Task directions: Look through the records that follow. Copy every line containing the word "velocity".

The data:
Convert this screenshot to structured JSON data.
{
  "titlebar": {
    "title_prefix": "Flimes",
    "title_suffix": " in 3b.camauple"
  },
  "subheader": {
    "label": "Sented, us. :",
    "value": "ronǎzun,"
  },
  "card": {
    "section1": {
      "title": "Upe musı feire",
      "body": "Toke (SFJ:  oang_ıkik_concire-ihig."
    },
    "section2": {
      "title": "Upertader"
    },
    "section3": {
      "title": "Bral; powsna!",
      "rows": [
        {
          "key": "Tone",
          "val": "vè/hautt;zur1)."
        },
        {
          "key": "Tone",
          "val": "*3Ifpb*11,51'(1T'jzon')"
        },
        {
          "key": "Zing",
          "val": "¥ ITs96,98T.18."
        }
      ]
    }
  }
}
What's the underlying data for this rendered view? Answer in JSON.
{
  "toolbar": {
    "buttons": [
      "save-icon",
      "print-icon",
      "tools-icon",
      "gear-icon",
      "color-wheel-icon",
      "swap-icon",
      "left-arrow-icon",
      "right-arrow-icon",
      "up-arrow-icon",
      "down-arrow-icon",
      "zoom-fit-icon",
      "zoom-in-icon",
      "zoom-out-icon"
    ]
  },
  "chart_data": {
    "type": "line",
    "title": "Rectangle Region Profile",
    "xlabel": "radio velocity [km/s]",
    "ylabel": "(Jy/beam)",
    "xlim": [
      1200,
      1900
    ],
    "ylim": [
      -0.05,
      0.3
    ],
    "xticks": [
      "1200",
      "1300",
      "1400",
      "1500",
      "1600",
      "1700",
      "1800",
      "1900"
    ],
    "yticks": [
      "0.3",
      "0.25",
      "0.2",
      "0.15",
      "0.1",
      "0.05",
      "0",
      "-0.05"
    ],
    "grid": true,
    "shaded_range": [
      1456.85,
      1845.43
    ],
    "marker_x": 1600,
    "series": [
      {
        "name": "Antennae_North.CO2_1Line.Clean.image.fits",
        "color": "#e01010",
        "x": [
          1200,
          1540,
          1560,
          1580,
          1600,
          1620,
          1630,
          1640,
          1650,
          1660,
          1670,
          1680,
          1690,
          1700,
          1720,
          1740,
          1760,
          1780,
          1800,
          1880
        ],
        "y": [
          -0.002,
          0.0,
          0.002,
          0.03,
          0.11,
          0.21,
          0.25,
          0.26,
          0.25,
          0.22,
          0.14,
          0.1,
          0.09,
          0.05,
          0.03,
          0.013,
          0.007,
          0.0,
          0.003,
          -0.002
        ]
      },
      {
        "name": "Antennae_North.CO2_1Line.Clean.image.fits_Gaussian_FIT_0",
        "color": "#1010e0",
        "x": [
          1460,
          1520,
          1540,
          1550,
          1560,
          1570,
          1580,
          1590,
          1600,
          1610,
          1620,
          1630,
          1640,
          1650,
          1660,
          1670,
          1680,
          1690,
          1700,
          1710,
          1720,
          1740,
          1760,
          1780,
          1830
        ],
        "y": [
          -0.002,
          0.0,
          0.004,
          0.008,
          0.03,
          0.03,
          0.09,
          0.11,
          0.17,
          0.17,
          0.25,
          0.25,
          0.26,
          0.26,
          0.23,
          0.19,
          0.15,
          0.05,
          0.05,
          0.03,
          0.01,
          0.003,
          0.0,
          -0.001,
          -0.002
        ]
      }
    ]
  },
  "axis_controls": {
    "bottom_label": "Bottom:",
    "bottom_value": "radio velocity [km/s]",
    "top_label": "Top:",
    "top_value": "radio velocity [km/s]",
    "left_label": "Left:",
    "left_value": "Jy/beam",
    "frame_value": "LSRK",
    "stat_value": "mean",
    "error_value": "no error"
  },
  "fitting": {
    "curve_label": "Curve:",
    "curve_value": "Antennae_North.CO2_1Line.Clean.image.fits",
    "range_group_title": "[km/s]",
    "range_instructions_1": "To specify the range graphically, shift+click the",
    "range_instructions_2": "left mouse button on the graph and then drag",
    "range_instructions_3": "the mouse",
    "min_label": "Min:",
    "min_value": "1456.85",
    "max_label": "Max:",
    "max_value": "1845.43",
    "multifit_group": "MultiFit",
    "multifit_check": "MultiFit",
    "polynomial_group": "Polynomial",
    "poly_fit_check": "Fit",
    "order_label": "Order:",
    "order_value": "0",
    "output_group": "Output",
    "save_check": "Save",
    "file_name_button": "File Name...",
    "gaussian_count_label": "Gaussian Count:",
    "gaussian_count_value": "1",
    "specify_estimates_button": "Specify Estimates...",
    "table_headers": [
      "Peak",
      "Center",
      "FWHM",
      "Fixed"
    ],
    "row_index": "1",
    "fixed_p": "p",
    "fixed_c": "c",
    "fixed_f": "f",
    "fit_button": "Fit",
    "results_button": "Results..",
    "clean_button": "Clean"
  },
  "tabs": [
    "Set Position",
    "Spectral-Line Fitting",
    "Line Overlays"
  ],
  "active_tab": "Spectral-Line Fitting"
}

Result of the task:
    "xlabel": "radio velocity [km/s]",
    "bottom_value": "radio velocity [km/s]",
    "top_value": "radio velocity [km/s]",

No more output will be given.